Why not for fat loss?
Numerous studies have shown that cardiovascular exercise does not offer the expected benefit when compared to caloric restriction. Further other studies have shown that “weight loss itself provides the major cardioprotective effect of CREX (calorie restriction and exercise) and that the benefits do not depend on which approach to weight loss is used”. In everyday terms weight loss offers the same benefit to heart health as exercise does and exercise alone is an ineffective way to lose weight.
Improved Cardiovascular Efficiency
When the heart is stressed there are several positive adaptations that your body goes through. Let’s look at the top two.
1. Lowered Resting Heart Rate. The heart is your strongest muscle and never rests, ever. It works 24/7 to circulate blood throughout our bodies. The more efficient the heart is the easier its job becomes. Therefore, losing weight in itself is good for the heart, the heart does not have to work as hard to circulate our blood when we move up steps, walk around, or get up and down out of our seats.
2. Increased Stroke Volume: Stoke volume or SV is the volume of blood pumped from one ventricle of the heart with each beat. A high stroke volume results in a low resting heart rate. When your heart is strong it does not have to beat as much because it can circulate more blood per beat. Kind of like when our muscles are strong it’s fewer trips to the car unloading groceries.
Improved Insulin Sensitivity
Insulin is a fantastic hormone that we simply cannot live without.

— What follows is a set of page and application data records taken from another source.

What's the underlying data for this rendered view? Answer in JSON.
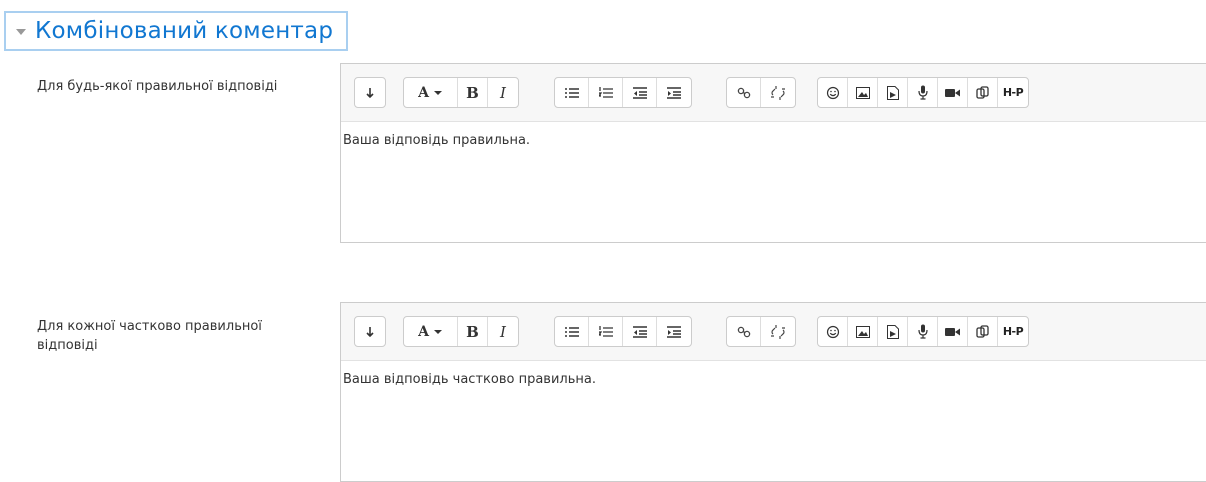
{
  "section": {
    "title": "Комбінований коментар"
  },
  "fields": [
    {
      "label": "Для будь-якої правильної відповіді",
      "value": "Ваша відповідь правильна."
    },
    {
      "label": "Для кожної частково правильної відповіді",
      "value": "Ваша відповідь частково правильна."
    }
  ],
  "toolbar": {
    "font_label": "A",
    "bold_label": "B",
    "italic_label": "I",
    "h5p_label": "H-P"
  },
  "colors": {
    "accent": "#1177d1",
    "header_border": "#a9cff0",
    "toolbar_bg": "#f7f7f7"
  }
}
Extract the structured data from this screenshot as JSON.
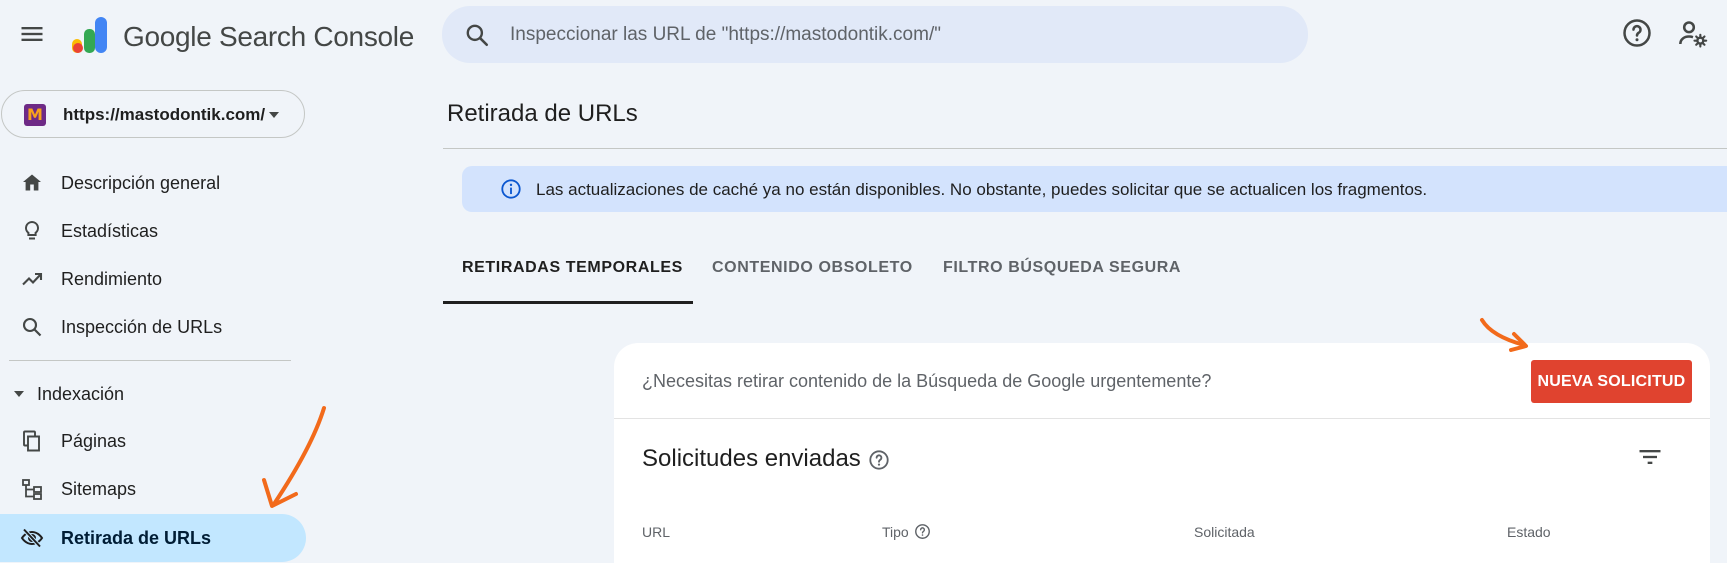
{
  "header": {
    "app_title": "Google Search Console",
    "search_placeholder": "Inspeccionar las URL de \"https://mastodontik.com/\"",
    "icons": [
      "menu-icon",
      "search-icon",
      "help-icon",
      "admin-settings-icon"
    ]
  },
  "sidebar": {
    "property_url": "https://mastodontik.com/",
    "property_favicon_letter": "M",
    "items": [
      {
        "label": "Descripción general",
        "icon": "home-icon"
      },
      {
        "label": "Estadísticas",
        "icon": "lightbulb-icon"
      },
      {
        "label": "Rendimiento",
        "icon": "trending-up-icon"
      },
      {
        "label": "Inspección de URLs",
        "icon": "search-icon"
      }
    ],
    "section_label": "Indexación",
    "index_items": [
      {
        "label": "Páginas",
        "icon": "pages-icon"
      },
      {
        "label": "Sitemaps",
        "icon": "sitemap-icon"
      },
      {
        "label": "Retirada de URLs",
        "icon": "visibility-off-icon",
        "active": true
      }
    ]
  },
  "main": {
    "page_title": "Retirada de URLs",
    "banner_text": "Las actualizaciones de caché ya no están disponibles. No obstante, puedes solicitar que se actualicen los fragmentos.",
    "tabs": [
      {
        "label": "RETIRADAS TEMPORALES",
        "active": true
      },
      {
        "label": "CONTENIDO OBSOLETO",
        "active": false
      },
      {
        "label": "FILTRO BÚSQUEDA SEGURA",
        "active": false
      }
    ],
    "card": {
      "question": "¿Necesitas retirar contenido de la Búsqueda de Google urgentemente?",
      "new_request_label": "NUEVA SOLICITUD",
      "section_title": "Solicitudes enviadas",
      "columns": [
        "URL",
        "Tipo",
        "Solicitada",
        "Estado"
      ]
    }
  },
  "colors": {
    "accent_red": "#e0432f",
    "active_nav": "#c2e7ff",
    "banner": "#d3e3fd",
    "annotation_arrow": "#f26a1b"
  }
}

Its function is to transport glucose to various cells of the body for storage or energy production. Without this transport mechanism, we die. The issue comes into play when we have an overabundance of this hormone. When we consistently eat more calories than we need, our bodies produce more insulin and over time our cells become “resistant” to insulin. The body’s response to this is to send more insulin to keep up with production. Finally, the cells respond to the increased amount of insulin but then the next time even more insulin is needed for nutrient storage. Caloric restriction helps stop this cascade of too much insulin.
Motivation-Mood-Depression & the Brain
Lack of activity is one of the top areas of research when it comes to brain-related diseases such as Alzheimer’s and dementia and is being linked to depression, anxiety, and mood. If you have ever gone on a brisk morning walk, then you have felt the effects. The neurotransmitter dopamine or “movement” hormone gives us a sense of well-being and happiness. Movement, or cardiovascular exercise, remains one of the best ways to get our long-term dopamine fix.